*** Opening of Data records ***

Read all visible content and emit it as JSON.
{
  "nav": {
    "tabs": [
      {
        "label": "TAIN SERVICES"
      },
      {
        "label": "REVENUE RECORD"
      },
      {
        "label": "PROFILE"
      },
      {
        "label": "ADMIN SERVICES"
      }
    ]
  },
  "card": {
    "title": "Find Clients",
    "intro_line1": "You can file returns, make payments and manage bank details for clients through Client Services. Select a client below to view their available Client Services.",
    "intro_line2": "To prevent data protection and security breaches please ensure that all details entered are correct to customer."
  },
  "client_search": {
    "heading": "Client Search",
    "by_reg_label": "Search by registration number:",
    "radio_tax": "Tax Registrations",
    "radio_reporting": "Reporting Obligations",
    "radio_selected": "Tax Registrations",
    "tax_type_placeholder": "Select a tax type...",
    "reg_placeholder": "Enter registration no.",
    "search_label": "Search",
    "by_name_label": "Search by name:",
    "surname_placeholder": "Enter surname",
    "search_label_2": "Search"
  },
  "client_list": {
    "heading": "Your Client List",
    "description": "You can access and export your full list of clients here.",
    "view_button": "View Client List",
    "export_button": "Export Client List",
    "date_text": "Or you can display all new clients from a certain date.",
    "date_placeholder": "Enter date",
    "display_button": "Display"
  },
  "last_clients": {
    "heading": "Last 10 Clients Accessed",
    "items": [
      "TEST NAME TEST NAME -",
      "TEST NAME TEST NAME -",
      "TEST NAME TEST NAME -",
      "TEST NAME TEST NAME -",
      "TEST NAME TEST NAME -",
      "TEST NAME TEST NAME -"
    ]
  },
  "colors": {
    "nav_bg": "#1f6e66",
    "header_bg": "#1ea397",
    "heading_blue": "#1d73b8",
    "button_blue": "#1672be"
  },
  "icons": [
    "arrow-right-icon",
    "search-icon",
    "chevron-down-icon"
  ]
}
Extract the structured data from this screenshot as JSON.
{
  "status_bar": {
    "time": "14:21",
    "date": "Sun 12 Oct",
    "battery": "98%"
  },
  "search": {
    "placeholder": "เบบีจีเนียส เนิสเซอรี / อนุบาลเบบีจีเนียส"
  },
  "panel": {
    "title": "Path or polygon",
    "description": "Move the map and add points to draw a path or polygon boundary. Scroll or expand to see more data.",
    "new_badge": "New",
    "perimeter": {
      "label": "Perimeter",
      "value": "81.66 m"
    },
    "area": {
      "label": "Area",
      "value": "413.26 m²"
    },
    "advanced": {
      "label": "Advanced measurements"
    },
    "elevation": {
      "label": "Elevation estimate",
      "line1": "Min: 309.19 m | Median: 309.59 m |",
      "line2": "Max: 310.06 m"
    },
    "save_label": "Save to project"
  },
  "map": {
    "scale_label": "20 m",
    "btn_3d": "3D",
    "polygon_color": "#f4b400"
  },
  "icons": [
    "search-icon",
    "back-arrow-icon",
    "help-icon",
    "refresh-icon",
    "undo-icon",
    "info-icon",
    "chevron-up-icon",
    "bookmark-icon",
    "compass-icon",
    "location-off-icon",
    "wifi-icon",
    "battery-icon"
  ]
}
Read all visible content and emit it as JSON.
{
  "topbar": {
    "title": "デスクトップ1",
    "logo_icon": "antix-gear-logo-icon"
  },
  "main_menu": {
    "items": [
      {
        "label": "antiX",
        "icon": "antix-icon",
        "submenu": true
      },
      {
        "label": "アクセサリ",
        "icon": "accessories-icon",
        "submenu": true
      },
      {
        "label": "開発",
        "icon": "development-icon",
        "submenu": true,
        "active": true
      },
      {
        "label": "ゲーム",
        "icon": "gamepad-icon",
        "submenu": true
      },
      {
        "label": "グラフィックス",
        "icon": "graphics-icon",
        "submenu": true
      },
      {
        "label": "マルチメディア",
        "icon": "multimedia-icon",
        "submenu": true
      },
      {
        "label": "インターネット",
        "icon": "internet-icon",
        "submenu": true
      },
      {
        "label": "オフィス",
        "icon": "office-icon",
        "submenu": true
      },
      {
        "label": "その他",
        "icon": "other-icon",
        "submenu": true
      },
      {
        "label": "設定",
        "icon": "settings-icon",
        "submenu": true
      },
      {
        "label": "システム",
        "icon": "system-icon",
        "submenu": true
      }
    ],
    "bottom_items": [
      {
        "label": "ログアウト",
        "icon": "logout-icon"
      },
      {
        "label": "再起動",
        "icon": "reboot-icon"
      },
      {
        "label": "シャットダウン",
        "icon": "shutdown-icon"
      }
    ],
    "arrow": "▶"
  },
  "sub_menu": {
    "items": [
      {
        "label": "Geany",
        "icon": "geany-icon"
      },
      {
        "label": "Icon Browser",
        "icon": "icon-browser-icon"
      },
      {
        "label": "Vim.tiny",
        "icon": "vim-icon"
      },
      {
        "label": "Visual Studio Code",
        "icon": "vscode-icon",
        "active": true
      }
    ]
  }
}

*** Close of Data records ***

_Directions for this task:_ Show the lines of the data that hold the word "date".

_Written solution:_
    "date_text": "Or you can display all new clients from a certain date.",
    "date_placeholder": "Enter date",
    "date": "Sun 12 Oct",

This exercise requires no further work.